• **Task description**:
Go to the line in the data below that contains "Transcribe this image's". Write it out exactly, along with every later line through the last, and nothing else.

Records drawn from a dataset:

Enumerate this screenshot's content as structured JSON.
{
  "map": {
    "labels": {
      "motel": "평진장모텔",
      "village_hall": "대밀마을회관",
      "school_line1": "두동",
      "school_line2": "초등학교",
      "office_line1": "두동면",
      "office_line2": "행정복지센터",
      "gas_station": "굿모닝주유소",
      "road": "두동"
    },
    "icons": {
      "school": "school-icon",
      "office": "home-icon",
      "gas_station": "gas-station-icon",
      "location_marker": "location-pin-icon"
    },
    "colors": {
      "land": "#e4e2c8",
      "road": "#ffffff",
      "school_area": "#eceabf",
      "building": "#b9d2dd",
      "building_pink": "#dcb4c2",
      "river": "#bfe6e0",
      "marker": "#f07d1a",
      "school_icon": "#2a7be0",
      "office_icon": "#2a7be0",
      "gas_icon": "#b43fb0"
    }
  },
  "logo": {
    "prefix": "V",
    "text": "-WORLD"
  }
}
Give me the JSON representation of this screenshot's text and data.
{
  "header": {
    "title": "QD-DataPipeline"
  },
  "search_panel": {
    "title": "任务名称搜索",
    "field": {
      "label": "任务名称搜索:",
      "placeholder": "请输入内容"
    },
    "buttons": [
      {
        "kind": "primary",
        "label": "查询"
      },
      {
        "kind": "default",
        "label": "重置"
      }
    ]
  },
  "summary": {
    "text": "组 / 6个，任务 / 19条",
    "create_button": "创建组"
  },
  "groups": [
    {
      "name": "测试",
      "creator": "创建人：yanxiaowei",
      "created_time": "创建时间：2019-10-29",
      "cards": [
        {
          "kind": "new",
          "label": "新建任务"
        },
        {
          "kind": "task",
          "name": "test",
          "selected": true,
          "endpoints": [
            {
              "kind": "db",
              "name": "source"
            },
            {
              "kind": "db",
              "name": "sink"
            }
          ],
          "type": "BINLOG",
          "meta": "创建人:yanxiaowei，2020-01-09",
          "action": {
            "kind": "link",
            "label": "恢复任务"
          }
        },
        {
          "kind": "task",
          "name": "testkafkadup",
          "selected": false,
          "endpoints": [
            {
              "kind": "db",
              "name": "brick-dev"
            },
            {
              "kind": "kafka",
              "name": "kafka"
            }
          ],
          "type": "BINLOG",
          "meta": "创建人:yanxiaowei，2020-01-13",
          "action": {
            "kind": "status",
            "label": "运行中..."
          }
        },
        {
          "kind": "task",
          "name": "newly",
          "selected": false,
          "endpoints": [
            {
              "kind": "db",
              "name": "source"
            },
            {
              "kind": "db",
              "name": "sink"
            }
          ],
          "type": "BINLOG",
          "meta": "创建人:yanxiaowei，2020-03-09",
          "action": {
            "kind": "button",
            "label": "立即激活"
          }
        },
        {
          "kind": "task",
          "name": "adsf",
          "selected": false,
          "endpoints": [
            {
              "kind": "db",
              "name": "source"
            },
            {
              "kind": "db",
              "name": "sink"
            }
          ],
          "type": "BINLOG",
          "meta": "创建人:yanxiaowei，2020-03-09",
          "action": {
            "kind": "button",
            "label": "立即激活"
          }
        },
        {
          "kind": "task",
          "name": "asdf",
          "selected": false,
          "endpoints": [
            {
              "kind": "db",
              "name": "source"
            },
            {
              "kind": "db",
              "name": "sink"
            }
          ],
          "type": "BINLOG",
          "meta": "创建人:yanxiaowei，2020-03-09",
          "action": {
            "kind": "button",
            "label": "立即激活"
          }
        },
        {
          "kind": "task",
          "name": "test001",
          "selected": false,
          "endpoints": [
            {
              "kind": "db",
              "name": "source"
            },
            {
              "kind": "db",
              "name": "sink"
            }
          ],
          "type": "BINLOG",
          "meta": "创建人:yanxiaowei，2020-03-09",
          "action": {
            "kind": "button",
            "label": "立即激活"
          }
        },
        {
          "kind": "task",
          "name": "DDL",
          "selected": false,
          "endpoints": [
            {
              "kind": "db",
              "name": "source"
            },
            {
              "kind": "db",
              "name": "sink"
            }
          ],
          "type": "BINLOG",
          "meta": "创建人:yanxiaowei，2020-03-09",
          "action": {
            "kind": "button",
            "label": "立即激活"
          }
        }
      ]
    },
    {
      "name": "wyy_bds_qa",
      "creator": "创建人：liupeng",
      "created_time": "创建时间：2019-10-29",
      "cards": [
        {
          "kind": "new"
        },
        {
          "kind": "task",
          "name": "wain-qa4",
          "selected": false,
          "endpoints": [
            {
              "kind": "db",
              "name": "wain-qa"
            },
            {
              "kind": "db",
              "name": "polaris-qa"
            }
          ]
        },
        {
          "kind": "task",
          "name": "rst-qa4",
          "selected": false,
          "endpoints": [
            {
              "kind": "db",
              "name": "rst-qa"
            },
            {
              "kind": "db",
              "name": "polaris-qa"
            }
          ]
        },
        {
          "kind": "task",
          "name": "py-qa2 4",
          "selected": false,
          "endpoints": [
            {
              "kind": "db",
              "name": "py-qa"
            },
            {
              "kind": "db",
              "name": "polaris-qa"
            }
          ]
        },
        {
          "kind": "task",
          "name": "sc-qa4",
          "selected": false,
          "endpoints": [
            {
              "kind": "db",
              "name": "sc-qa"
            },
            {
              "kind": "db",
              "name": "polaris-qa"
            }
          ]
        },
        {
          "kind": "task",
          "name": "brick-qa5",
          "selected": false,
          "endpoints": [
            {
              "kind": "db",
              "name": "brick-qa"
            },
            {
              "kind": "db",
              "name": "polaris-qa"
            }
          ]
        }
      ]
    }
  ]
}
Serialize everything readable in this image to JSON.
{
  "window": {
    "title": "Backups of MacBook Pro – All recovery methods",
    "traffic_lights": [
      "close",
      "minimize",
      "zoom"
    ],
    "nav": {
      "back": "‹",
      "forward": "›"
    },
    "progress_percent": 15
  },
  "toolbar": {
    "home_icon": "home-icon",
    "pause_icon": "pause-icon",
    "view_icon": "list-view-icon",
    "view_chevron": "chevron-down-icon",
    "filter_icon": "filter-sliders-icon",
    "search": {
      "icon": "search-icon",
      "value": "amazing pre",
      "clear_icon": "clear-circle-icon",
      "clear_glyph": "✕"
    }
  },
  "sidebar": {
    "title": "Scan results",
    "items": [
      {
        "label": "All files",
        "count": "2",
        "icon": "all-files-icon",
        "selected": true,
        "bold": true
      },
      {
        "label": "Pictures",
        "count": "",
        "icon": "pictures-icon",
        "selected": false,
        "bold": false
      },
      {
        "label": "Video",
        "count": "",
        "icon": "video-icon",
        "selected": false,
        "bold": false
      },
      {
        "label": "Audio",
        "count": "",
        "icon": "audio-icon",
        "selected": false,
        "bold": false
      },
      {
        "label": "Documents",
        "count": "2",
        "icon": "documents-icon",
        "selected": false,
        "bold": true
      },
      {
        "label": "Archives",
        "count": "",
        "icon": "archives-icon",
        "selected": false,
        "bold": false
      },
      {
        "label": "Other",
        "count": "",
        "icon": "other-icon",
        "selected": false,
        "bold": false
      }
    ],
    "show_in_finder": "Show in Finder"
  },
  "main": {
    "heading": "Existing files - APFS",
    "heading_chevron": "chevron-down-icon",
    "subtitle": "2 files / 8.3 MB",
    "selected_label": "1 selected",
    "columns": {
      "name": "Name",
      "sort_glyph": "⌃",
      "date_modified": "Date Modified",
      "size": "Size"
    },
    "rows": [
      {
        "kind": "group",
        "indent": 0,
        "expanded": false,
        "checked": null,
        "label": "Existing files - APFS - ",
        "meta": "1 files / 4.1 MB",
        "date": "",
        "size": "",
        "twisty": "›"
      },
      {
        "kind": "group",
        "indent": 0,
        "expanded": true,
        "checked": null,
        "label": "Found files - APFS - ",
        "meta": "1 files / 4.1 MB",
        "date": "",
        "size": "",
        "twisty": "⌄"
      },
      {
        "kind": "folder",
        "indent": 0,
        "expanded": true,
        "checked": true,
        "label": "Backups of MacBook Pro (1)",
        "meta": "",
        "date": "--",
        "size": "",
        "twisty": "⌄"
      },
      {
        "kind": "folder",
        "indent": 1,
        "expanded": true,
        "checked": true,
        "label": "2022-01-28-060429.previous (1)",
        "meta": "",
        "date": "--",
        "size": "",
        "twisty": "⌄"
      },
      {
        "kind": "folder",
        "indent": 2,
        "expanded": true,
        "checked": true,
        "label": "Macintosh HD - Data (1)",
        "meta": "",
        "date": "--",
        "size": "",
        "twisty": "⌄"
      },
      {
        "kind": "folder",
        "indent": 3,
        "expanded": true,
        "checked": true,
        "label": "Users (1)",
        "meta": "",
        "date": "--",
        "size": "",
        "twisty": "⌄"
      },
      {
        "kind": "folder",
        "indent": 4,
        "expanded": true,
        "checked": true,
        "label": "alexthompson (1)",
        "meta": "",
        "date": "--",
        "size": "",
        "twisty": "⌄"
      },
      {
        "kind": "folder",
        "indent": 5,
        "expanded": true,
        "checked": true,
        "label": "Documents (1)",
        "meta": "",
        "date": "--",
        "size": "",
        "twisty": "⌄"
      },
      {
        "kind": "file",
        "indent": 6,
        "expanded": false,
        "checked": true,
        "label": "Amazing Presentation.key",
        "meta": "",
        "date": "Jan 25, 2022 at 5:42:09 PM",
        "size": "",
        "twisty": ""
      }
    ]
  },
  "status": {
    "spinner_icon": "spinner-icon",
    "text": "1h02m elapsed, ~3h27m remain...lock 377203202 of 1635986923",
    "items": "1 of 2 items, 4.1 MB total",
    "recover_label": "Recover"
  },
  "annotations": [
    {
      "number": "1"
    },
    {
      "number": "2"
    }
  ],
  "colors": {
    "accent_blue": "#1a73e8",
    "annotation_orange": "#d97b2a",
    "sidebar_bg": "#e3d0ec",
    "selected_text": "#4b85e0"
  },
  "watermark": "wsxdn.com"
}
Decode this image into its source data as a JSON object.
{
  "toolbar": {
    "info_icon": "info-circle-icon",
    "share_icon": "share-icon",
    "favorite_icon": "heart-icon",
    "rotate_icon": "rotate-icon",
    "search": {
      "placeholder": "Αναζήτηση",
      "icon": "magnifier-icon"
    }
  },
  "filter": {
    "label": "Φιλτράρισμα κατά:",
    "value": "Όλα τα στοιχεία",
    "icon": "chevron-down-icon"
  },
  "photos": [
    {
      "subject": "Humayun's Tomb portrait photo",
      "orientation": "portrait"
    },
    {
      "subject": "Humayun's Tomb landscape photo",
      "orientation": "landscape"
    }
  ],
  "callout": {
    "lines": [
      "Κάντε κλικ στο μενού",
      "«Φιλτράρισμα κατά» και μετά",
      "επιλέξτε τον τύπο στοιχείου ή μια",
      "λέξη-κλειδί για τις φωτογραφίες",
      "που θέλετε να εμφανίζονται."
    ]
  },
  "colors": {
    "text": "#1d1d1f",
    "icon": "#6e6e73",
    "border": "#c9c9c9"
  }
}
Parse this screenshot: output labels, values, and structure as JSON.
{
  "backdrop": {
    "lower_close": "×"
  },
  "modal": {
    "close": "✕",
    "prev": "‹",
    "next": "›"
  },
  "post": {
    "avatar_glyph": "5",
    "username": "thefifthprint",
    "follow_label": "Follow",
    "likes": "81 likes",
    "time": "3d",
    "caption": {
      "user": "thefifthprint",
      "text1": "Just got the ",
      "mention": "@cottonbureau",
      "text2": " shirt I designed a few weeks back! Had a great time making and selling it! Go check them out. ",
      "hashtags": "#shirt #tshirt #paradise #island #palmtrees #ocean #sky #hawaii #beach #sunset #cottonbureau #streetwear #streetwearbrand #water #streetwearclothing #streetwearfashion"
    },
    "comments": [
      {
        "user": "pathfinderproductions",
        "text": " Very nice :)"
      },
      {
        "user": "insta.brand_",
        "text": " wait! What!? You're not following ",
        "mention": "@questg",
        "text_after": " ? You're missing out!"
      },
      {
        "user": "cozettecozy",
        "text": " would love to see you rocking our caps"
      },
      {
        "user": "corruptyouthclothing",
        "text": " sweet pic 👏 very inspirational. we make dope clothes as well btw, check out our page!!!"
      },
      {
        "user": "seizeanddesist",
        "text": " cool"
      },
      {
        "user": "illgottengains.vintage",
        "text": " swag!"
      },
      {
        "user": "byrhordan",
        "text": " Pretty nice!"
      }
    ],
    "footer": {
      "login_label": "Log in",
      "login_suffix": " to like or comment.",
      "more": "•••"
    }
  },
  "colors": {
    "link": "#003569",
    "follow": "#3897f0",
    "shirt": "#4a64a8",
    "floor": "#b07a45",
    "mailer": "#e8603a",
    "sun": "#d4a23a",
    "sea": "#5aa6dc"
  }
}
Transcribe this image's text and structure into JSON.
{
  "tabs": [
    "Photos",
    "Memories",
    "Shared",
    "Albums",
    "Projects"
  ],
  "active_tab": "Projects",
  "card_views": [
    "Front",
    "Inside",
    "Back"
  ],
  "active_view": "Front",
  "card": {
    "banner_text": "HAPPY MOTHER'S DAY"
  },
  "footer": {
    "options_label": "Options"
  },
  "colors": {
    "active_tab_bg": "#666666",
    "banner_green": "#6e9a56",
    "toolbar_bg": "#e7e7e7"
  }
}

• **Written solution**:
Transcribe this image's text and structure into JSON.
{
  "tabs": [
    "Photos",
    "Memories",
    "Shared",
    "Albums",
    "Projects"
  ],
  "active_tab": "Projects",
  "card_views": [
    "Front",
    "Inside",
    "Back"
  ],
  "active_view": "Front",
  "card": {
    "banner_text": "HAPPY MOTHER'S DAY"
  },
  "footer": {
    "options_label": "Options"
  },
  "colors": {
    "active_tab_bg": "#666666",
    "banner_green": "#6e9a56",
    "toolbar_bg": "#e7e7e7"
  }
}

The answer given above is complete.